Provided information:
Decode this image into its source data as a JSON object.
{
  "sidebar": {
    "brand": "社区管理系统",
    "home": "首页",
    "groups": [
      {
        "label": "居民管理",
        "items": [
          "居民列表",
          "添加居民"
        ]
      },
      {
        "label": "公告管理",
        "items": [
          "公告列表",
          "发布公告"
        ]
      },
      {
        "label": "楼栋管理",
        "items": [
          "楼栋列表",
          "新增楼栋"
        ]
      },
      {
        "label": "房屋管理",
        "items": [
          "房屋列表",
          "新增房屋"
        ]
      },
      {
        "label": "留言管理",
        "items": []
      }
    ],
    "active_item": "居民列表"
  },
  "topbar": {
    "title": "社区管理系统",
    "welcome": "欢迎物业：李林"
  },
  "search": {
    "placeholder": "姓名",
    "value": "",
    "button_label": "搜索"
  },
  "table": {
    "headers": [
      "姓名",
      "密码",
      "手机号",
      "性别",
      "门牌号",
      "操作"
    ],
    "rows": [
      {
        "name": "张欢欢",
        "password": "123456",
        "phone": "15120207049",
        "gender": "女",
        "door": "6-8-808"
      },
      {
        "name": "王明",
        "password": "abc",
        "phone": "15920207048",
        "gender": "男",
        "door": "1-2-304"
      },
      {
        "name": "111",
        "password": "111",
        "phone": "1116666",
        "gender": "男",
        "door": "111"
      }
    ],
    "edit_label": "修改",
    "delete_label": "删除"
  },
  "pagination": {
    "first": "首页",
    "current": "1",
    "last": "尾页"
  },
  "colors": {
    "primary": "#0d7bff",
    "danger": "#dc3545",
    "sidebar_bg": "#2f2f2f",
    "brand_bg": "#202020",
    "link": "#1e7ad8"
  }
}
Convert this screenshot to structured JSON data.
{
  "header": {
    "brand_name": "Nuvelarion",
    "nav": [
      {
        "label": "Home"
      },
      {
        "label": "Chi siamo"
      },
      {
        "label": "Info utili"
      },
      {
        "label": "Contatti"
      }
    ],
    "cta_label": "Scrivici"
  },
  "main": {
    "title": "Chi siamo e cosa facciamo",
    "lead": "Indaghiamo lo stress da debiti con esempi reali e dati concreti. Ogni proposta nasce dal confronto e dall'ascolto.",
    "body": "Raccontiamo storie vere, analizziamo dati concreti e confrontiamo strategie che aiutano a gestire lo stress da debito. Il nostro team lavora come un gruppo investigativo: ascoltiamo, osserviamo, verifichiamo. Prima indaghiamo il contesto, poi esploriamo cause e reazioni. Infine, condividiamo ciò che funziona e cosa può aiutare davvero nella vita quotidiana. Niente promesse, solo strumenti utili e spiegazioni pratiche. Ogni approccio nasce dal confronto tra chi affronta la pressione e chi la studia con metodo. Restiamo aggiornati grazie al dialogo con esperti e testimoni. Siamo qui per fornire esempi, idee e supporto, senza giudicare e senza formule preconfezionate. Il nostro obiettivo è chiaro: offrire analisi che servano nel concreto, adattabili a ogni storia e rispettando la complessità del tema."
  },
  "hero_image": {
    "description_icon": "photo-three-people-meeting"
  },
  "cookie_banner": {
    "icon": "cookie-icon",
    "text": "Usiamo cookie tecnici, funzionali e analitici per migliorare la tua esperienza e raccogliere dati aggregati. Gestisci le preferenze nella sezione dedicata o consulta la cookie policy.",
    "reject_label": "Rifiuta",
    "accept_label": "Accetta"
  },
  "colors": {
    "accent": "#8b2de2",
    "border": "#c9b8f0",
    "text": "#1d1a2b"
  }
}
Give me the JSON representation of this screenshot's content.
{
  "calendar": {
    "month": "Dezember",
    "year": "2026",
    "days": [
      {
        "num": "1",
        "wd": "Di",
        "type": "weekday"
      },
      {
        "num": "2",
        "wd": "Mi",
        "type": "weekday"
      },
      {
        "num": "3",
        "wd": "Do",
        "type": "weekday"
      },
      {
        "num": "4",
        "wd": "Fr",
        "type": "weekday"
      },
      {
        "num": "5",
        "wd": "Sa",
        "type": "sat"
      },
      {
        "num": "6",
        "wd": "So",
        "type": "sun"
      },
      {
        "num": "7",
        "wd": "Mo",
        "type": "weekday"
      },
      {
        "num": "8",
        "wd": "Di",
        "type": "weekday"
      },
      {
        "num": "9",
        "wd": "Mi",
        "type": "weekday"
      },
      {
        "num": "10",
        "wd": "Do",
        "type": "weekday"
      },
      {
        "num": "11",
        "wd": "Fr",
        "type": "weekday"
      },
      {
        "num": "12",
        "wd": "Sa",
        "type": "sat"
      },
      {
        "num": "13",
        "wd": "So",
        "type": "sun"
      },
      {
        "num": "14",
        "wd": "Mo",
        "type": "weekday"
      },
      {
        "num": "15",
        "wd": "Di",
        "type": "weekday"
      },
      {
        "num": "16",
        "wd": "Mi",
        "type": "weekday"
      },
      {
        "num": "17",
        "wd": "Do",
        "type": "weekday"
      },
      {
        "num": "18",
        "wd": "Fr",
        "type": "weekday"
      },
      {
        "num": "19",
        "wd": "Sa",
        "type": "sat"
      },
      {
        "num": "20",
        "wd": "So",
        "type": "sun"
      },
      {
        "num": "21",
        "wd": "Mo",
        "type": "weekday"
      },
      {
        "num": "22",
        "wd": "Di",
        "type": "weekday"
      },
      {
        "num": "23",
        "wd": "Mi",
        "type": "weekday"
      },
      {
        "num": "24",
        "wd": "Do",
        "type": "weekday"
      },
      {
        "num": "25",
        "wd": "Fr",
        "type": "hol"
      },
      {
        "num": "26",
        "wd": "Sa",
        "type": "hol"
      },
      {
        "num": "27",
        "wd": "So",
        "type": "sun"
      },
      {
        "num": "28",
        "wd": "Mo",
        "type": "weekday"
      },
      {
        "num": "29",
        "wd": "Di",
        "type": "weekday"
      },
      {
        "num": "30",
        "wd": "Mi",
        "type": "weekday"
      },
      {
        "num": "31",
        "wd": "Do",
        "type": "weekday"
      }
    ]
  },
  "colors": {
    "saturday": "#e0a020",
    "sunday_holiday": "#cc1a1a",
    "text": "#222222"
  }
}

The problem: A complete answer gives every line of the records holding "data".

Worked solution:
Decode this image into its source data as a JSON object.
Convert this screenshot to structured JSON data.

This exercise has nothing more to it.